Suppliers of cyber capability to the public and private sectors note there are too few people with the required skills to meet current demand, leaving little "surge capacity" available in the system and market. That is a common challenge for transformative technologies. Quite often specialist employment and agency advice is required, especially in acquihire transactions.
Behind a wide field of services, data science is relevant to various different applications from autonomous platforms to improving logistical support and intelligence analysis to performance optimisation. Data science is critical for enabling technologies and services. The Royal Navy has stated its objective of becoming a "digital" navy by 2025, while the army's chief data officer sees the benefit of using data science to improve work practices and reduce risk and of encouraging the service to value data.

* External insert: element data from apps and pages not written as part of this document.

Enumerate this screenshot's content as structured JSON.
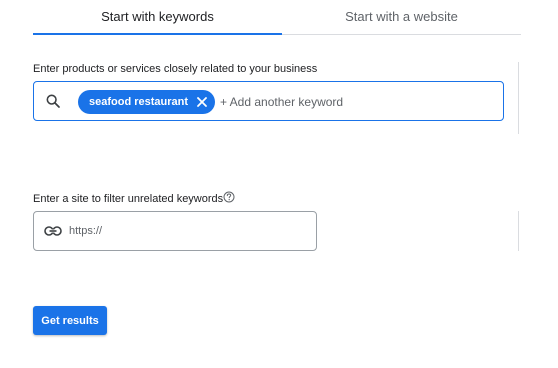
{
  "tabs": [
    {
      "label": "Start with keywords",
      "active": true
    },
    {
      "label": "Start with a website",
      "active": false
    }
  ],
  "keywords_section": {
    "label": "Enter products or services closely related to your business",
    "chips": [
      {
        "label": "seafood restaurant"
      }
    ],
    "input_value": "",
    "input_placeholder": "+ Add another keyword",
    "icon": "search-icon"
  },
  "site_section": {
    "label": "Enter a site to filter unrelated keywords",
    "help_icon": "help-icon",
    "input_value": "",
    "input_placeholder": "https://",
    "icon": "link-icon"
  },
  "submit_button": {
    "label": "Get results"
  },
  "colors": {
    "accent": "#1a73e8",
    "text": "#202124",
    "muted": "#5f6368",
    "divider": "#dadce0"
  }
}
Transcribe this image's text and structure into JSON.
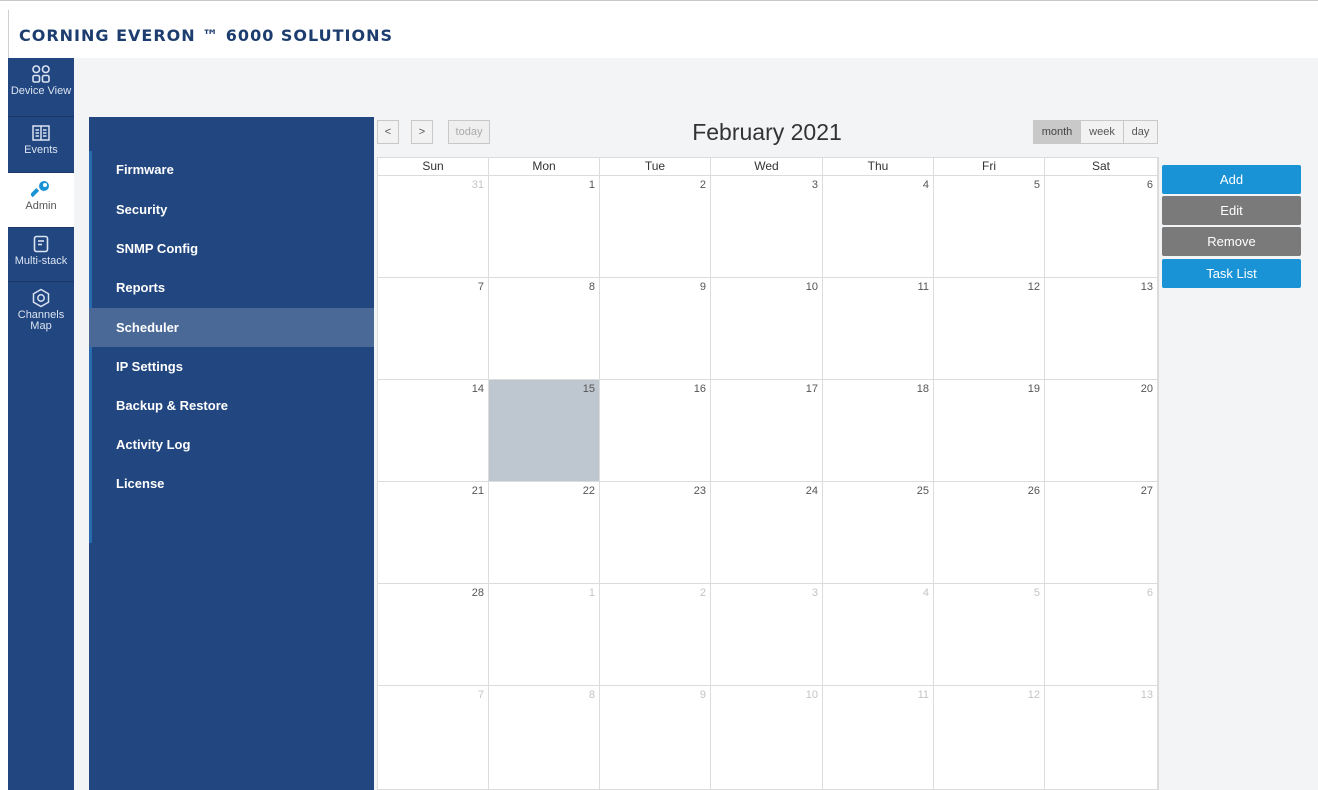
{
  "brand": "CORNING  EVERON ™ 6000 SOLUTIONS",
  "nav": [
    {
      "label": "Device View",
      "icon": "grid-icon"
    },
    {
      "label": "Events",
      "icon": "book-icon"
    },
    {
      "label": "Admin",
      "icon": "wrench-icon"
    },
    {
      "label": "Multi-stack",
      "icon": "document-icon"
    },
    {
      "label": "Channels Map",
      "icon": "hexagon-icon"
    }
  ],
  "submenu": [
    "Firmware",
    "Security",
    "SNMP Config",
    "Reports",
    "Scheduler",
    "IP Settings",
    "Backup & Restore",
    "Activity Log",
    "License"
  ],
  "calendar": {
    "prev_icon": "<",
    "next_icon": ">",
    "today_label": "today",
    "title": "February 2021",
    "views": [
      "month",
      "week",
      "day"
    ],
    "active_view": "month",
    "weekdays": [
      "Sun",
      "Mon",
      "Tue",
      "Wed",
      "Thu",
      "Fri",
      "Sat"
    ],
    "days": [
      "31",
      "1",
      "2",
      "3",
      "4",
      "5",
      "6",
      "7",
      "8",
      "9",
      "10",
      "11",
      "12",
      "13",
      "14",
      "15",
      "16",
      "17",
      "18",
      "19",
      "20",
      "21",
      "22",
      "23",
      "24",
      "25",
      "26",
      "27",
      "28",
      "1",
      "2",
      "3",
      "4",
      "5",
      "6",
      "7",
      "8",
      "9",
      "10",
      "11",
      "12",
      "13"
    ],
    "other_month_cells": [
      0,
      29,
      30,
      31,
      32,
      33,
      34,
      35,
      36,
      37,
      38,
      39,
      40,
      41
    ],
    "today_cell": 15
  },
  "actions": [
    "Add",
    "Edit",
    "Remove",
    "Task List"
  ],
  "colors": {
    "nav_bg": "#22467f",
    "accent_blue": "#1a93d6",
    "today_bg": "#bec7cf"
  }
}
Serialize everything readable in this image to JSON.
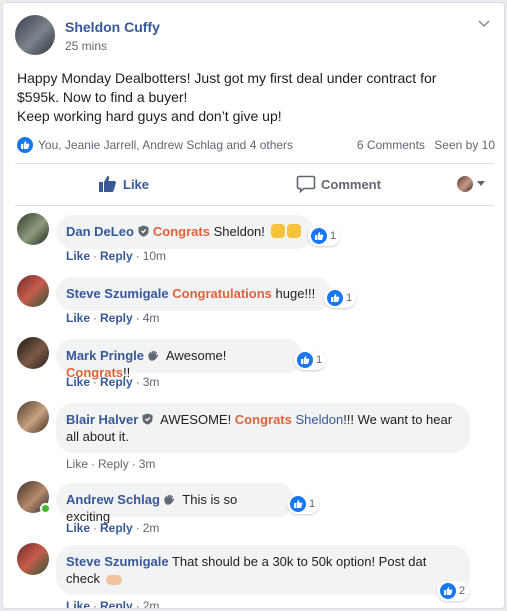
{
  "post": {
    "author": "Sheldon Cuffy",
    "time": "25 mins",
    "lines": [
      "Happy Monday Dealbotters! Just got my first deal under contract for",
      "$595k. Now to find a buyer!",
      "Keep working hard guys and don’t give up!"
    ],
    "reactors": "You, Jeanie Jarrell, Andrew Schlag and 4 others",
    "comments_count": "6 Comments",
    "seen_by": "Seen by 10"
  },
  "actions": {
    "like": "Like",
    "comment": "Comment"
  },
  "meta_labels": {
    "like": "Like",
    "reply": "Reply",
    "dot": "·"
  },
  "comments": [
    {
      "name": "Dan DeLeo",
      "tag": "Congrats",
      "text": " Sheldon! ",
      "time": "10m",
      "reactions": "1"
    },
    {
      "name": "Steve Szumigale",
      "tag": "Congratulations",
      "text": " huge!!!",
      "time": "4m",
      "reactions": "1"
    },
    {
      "name": "Mark Pringle",
      "pre": " Awesome! ",
      "tag": "Congrats",
      "text": "!!",
      "time": "3m",
      "reactions": "1"
    },
    {
      "name": "Blair Halver",
      "pre": " AWESOME! ",
      "tag": "Congrats",
      "mention": " Sheldon",
      "text": "!!! We want to hear",
      "line2": "all about it.",
      "time": "3m"
    },
    {
      "name": "Andrew Schlag",
      "text": " This is so exciting",
      "time": "2m",
      "reactions": "1"
    },
    {
      "name": "Steve Szumigale",
      "text": " That should be a 30k to 50k option! Post dat",
      "line2": "check ",
      "time": "2m",
      "reactions": "2"
    }
  ],
  "colors": {
    "link": "#385898",
    "tag": "#e0623a",
    "like_blue": "#1877f2",
    "bubble": "#f2f3f5"
  }
}
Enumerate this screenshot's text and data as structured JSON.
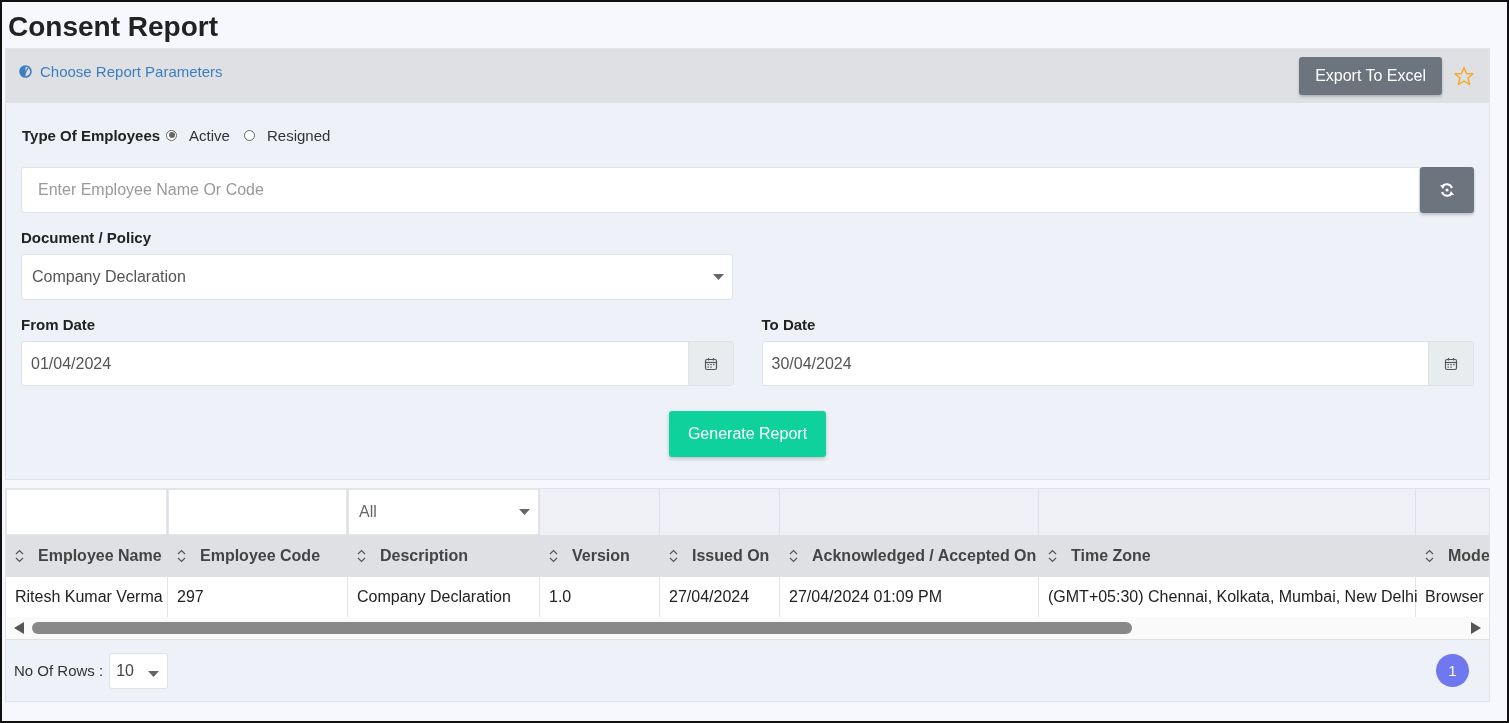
{
  "title": "Consent Report",
  "params": {
    "toggle_label": "Choose Report Parameters",
    "export_button": "Export To Excel",
    "favorite": false,
    "employee_type": {
      "label": "Type Of Employees",
      "options": [
        {
          "label": "Active",
          "selected": true
        },
        {
          "label": "Resigned",
          "selected": false
        }
      ]
    },
    "employee_search": {
      "placeholder": "Enter Employee Name Or Code"
    },
    "document": {
      "label": "Document / Policy",
      "value": "Company Declaration"
    },
    "from_date": {
      "label": "From Date",
      "value": "01/04/2024"
    },
    "to_date": {
      "label": "To Date",
      "value": "30/04/2024"
    },
    "generate_button": "Generate Report"
  },
  "table": {
    "filters": [
      {
        "kind": "text"
      },
      {
        "kind": "text"
      },
      {
        "kind": "select",
        "value": "All"
      },
      {
        "kind": "blank"
      },
      {
        "kind": "blank"
      },
      {
        "kind": "blank"
      },
      {
        "kind": "blank"
      },
      {
        "kind": "blank"
      }
    ],
    "columns": [
      "Employee Name",
      "Employee Code",
      "Description",
      "Version",
      "Issued On",
      "Acknowledged / Accepted On",
      "Time Zone",
      "Mode"
    ],
    "rows": [
      [
        "Ritesh Kumar Verma",
        "297",
        "Company Declaration",
        "1.0",
        "27/04/2024",
        "27/04/2024 01:09 PM",
        "(GMT+05:30) Chennai, Kolkata, Mumbai, New Delhi",
        "Browser"
      ]
    ]
  },
  "footer": {
    "rows_label": "No Of Rows :",
    "rows_value": "10",
    "pages": [
      {
        "label": "1",
        "selected": true
      }
    ]
  }
}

Technologies that are regularly used in civilian industries, for example automated stock management and resupply, are highly relevant to the digital transformation of the defence sector. Data science can also have more specific defence applications, such as supporting decision-making by using algorithmic approaches to modernise war gaming.
OC has experience working for clients who analyse existing data with AI and machine-learning technology to help Britain's armed forces accurately plan for equipment that will be needed and maintenance, and forecast costs. Real-time data from military vehicles, craft and other assets can be used to detect anomalies, determine states of repair and patch up vulnerabilities. This offers the potential to optimise the performance of military equipment and for significant savings on maintenance and replacement costs; as it can for personnel training and rest needs.
The challenge that Covid-19 poses for businesses in the UK cannot be underestimated. However, defence companies are likely – despite these difficult investment conditions – to continue to expand their cyber and digitalisation offerings with support from schemes like the Defence Innovation Fund. We expect further interest from prime and tier-one suppliers in innovative and proven technologies, which is likely to include established offerings not currently sold into the defence sector, which could be very positive news for potential acquisition targets.
Historically, technology has been developed in the defence and aerospace sector and then adapted for civilian use, but we now have a hybrid position emerging where technologies developed in and for other sectors are enhancing defence capabilities. OC focuses on the overlaps between our knowledge of different sectors to help clients as they develop and innovate in and for the defence sector.
Recent examples of OC's work include advising the shareholders of Techmodal, a Bristol-based data consultancy and digital services specialist with long-term MoD contracts, on the sale of the company to BAE Systems. Defence consultancy QinetiQ was advised on its acquisition of Naimuri, a UK cloud-based services and technology for the intelligence community specialising in data analytics, data intelligence and agile software development. QinetiQ was also advised on its acquisition of Camberley-based military training specialist Newman & Spurr Consultancy, which develops education programmes for senior officers and young soldiers.